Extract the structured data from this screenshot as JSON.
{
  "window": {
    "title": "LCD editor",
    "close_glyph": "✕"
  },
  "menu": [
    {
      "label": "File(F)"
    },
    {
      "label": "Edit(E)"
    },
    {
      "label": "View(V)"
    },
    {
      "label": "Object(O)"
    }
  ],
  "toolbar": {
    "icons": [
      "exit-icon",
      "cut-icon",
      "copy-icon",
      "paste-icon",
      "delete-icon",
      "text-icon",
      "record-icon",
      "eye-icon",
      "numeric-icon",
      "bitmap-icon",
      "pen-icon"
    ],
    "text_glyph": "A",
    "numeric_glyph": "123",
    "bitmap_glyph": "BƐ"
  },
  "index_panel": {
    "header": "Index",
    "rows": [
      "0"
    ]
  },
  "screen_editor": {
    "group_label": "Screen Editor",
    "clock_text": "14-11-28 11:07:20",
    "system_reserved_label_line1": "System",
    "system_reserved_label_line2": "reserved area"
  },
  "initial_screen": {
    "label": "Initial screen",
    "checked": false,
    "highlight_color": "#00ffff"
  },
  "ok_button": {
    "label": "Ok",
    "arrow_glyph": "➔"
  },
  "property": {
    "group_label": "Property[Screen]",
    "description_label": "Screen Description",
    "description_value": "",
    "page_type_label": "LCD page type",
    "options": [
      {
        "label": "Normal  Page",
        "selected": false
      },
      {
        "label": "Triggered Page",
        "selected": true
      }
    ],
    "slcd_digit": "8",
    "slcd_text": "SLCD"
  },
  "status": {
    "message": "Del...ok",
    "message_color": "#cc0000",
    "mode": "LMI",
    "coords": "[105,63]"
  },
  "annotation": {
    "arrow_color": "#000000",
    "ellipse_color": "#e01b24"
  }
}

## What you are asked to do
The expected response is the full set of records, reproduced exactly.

## Exercise solution
Extract the structured data from this screenshot as JSON.
{
  "window": {
    "title": "LCD editor",
    "close_glyph": "✕"
  },
  "menu": [
    {
      "label": "File(F)"
    },
    {
      "label": "Edit(E)"
    },
    {
      "label": "View(V)"
    },
    {
      "label": "Object(O)"
    }
  ],
  "toolbar": {
    "icons": [
      "exit-icon",
      "cut-icon",
      "copy-icon",
      "paste-icon",
      "delete-icon",
      "text-icon",
      "record-icon",
      "eye-icon",
      "numeric-icon",
      "bitmap-icon",
      "pen-icon"
    ],
    "text_glyph": "A",
    "numeric_glyph": "123",
    "bitmap_glyph": "BƐ"
  },
  "index_panel": {
    "header": "Index",
    "rows": [
      "0"
    ]
  },
  "screen_editor": {
    "group_label": "Screen Editor",
    "clock_text": "14-11-28 11:07:20",
    "system_reserved_label_line1": "System",
    "system_reserved_label_line2": "reserved area"
  },
  "initial_screen": {
    "label": "Initial screen",
    "checked": false,
    "highlight_color": "#00ffff"
  },
  "ok_button": {
    "label": "Ok",
    "arrow_glyph": "➔"
  },
  "property": {
    "group_label": "Property[Screen]",
    "description_label": "Screen Description",
    "description_value": "",
    "page_type_label": "LCD page type",
    "options": [
      {
        "label": "Normal  Page",
        "selected": false
      },
      {
        "label": "Triggered Page",
        "selected": true
      }
    ],
    "slcd_digit": "8",
    "slcd_text": "SLCD"
  },
  "status": {
    "message": "Del...ok",
    "message_color": "#cc0000",
    "mode": "LMI",
    "coords": "[105,63]"
  },
  "annotation": {
    "arrow_color": "#000000",
    "ellipse_color": "#e01b24"
  }
}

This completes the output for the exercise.